There are a number of ways to make ice cream without a machine. Perhaps the easiest is to use a regular freezer and stir at intervals. The fastest is to mix the base with a couple volumes of liquid nitrogen, which gives you ready to eat ice cream in ten seconds.

It's helpful to understand what the ice cream mixing machine does, in order to consider what you need to do to get a suitable product. Consider the clasic hand-cranked sort. The basic idea is that the dashers agitate the ice-cream-to-be, while the can rotates in the ice/salt mixture. The dashers agitate the ice-cream-to-be helps prevent the ice cream from freezing into big crystals of frozen water, and also entrain some air into the frozen mixture, which reduces the density, makes it a bit softer, and probably changes the mouth-texture. Rotating the can keeps the freezing ice/salt mixture in motion, which ensures that the can is always in contact with the coldest part of the mixture; that reduces the amount of time it takes to freeze the mixture. That's good, both because it's faster (less cranking! yeah! eat it sooner!) and because it reduces the production of ice crystals.

With that in mind, here are a few ways to make ice cream without an ice cream machine...
[h3]Easiest: Making Ice Cream With Man Power And A Freezer[/h3]
Putting the bowl in the freezer and stirring every hour or so is easy. Continue this process until the ice cream is frozen to your satisfaction.

Unfortunately, this method doesn't produce terribly good results. It'll tend to have big ice crystals in it, won't freeze as hard as you'd like, and takes a long time.

[h3]Making Ice Cream With A Ziplock Bag, Salt, And Ice [/h3]
  1. Put a small volume of base in a large Ziplock bag
  2. Use about a pint or pint and half of base with a two gallon ziplock, which goes nearly flat (so as to maximize the surface area exposed to the ice/salt - squeeze all the air out, too)
  3. Seal the bag
  4. Place this bag onto a bed of ice and then cover in more ice/salt
  5. Let sit for 20 minutes or so, take out of the ice, knead the starting to freeze mixture, put back in the ice for another 20 minutes.
  6. If you stop before it's solidly frozen, you can put the ice cream in a more elegent container. If you don't, you may have to slice the bag open to get it out.
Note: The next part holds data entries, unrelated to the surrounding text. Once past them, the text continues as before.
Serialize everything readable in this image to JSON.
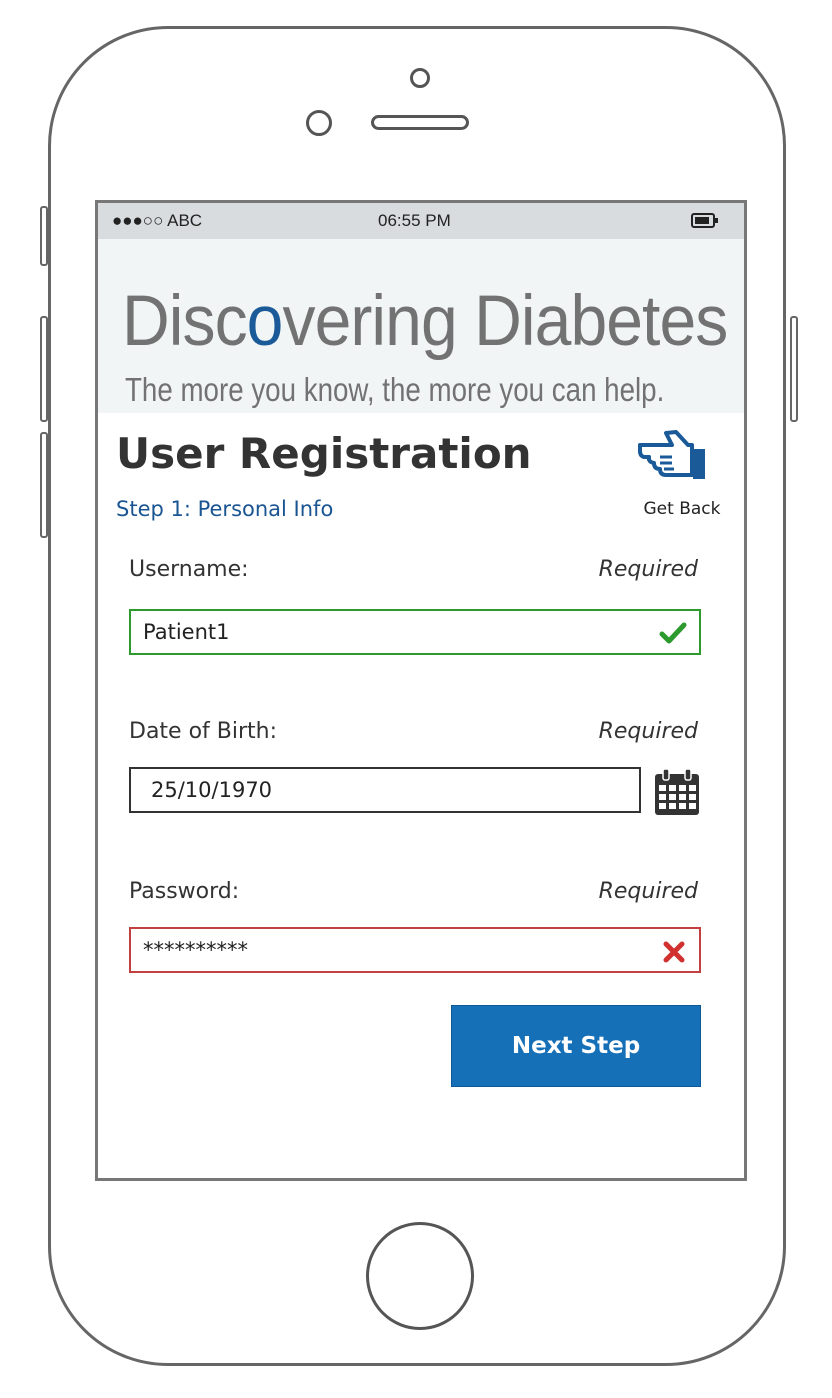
{
  "status_bar": {
    "carrier": "●●●○○ ABC",
    "time": "06:55 PM"
  },
  "banner": {
    "title_pre": "Disc",
    "title_accent": "o",
    "title_post": "vering Diabetes",
    "tagline": "The more you know, the more you can help."
  },
  "header": {
    "title": "User Registration",
    "step": "Step 1: Personal Info",
    "get_back_label": "Get Back"
  },
  "form": {
    "username": {
      "label": "Username:",
      "required": "Required",
      "value": "Patient1",
      "status": "valid"
    },
    "dob": {
      "label": "Date of Birth:",
      "required": "Required",
      "value": "25/10/1970"
    },
    "password": {
      "label": "Password:",
      "required": "Required",
      "value": "**********",
      "status": "invalid"
    }
  },
  "actions": {
    "next_label": "Next Step"
  },
  "colors": {
    "accent": "#1670b8",
    "valid": "#2c9a2c",
    "invalid": "#c24040",
    "step_text": "#1a5592"
  }
}
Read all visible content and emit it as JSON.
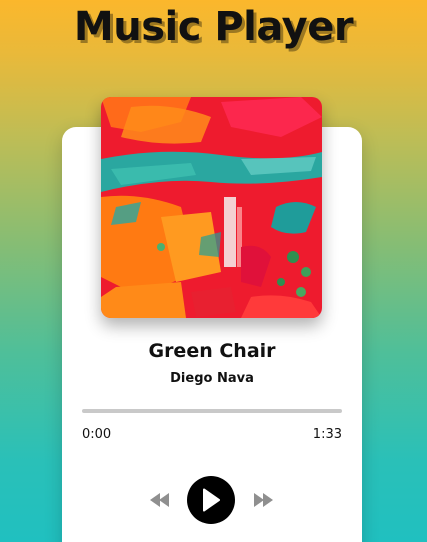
{
  "app": {
    "title": "Music Player"
  },
  "track": {
    "title": "Green Chair",
    "artist": "Diego Nava",
    "current_time": "0:00",
    "duration": "1:33",
    "progress_fraction": 0
  },
  "controls": {
    "prev_icon": "rewind-icon",
    "play_icon": "play-icon",
    "next_icon": "fast-forward-icon"
  },
  "colors": {
    "gradient_top": "#fbb72c",
    "gradient_bottom": "#20c0c0",
    "card": "#ffffff",
    "play_button": "#000000",
    "progress_track": "#c9c9c9"
  }
}
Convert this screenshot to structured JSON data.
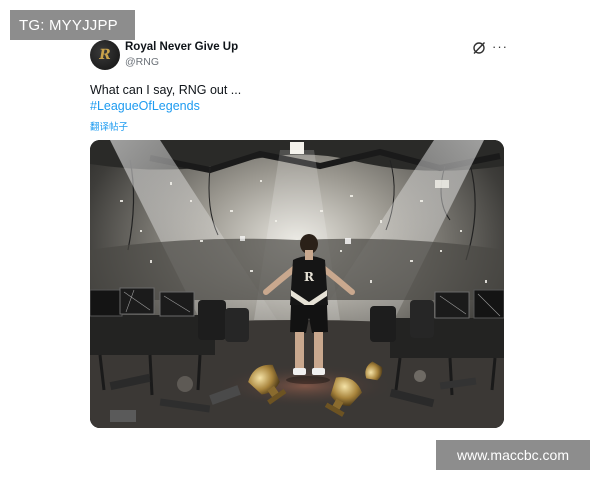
{
  "watermark": {
    "top": "TG: MYYJJPP",
    "bottom": "www.maccbc.com"
  },
  "tweet": {
    "author_name": "Royal Never Give Up",
    "author_handle": "@RNG",
    "avatar_monogram": "R",
    "text": "What can I say, RNG out ...",
    "hashtag": "#LeagueOfLegends",
    "translate_label": "翻译帖子",
    "more_label": "···",
    "jersey_logo": "R"
  },
  "icons": {
    "grok": "grok-icon",
    "more": "more-icon"
  },
  "colors": {
    "link": "#1d9bf0",
    "text": "#0f1419",
    "secondary": "#6b7178",
    "watermark_bg": "#8d8d8d"
  }
}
[h3]Making Ice Cream With Liquid Nitrogen[/h3]
Freezing ice cream as fast as possible gives more and smaller crystals resulting in smoother ice cream. For this reason and the fact that liquid nitrogen can safely be added directly to your ingredients, probably make it the best possible choice to freeze ice cream. However, unless you've got a friendly cryogentics facillity or chemist, it's rather hard to get small volumes of liquid nitrogen.

Liquid nitrogen ice cream is a technique that requires a bit of practice to perfect. You can just dump a whole load in a whole of ice cream base and whisk, but you you get chunks of frozen mix or a giant frozen wad.

The key is to (despite want to achieve quick freezing) take it slowly... take about a few minutes to incorporate the liquid nitro into the mix while keeping the sides of the bowl cool but not painful to the touch, this will prevent the sides from completely freezing over and make the ice cream/sorbet spinnable. For this, you can use a stand mixer with the paddle attachment.  If you do it right you will have the smoothest frozen dessert without undesirable lumps of or chunks of frozen stuff.

[h3]Making Ice Cream With Dry Ice[/h3]
If not into nitrogen another fast and easy way is using dry ice. Dry Ice is much easier to find than liquid nitrogen and is just as fun.

Using Dry Ice
  • To find dry ice check with a place that refills fire extinguishers and other CO2 bottles like those for kegerators. It's usually around $2 a pound.
  • You could also discharge a fire extinguisher into a pillow case to get it.
  • Dry ice can be stored in a cooler for 12 hours or so. (No airtight coolers!)
  • 3-5 lbs is enough for a batch of ice cream depending on how long you wait to use it.

Fire extinguishers need to have food grade CO2 so it should be safe to add directly to your ingredients as well. The catch is that your ice cream will take on a bunch of CO2 and actually come out carbonated! Kind of funky for typical vanilla but you can make a champagne sorbet that fizzes like champagne in your mouth and people are blown away by the effect!

This method is also really good for tailgaiting. Use the dry ice to keep your coolers cold and then bring a big metal bowl and make ice cream at the game the whole fog thing puts on quite a show.

To avoid the carbonation affect a container with your ingredients can be dipped into a slurry of dry ice and liquid. The ideal liquid will have a freezing point well under -110F like Alcohol or Acetone (be sure that it won't melt your bag if you use one!) This slurry will give you a maximum heat transfer to your container. You'll definitely want gloves for this and any handling of dry ice by the way.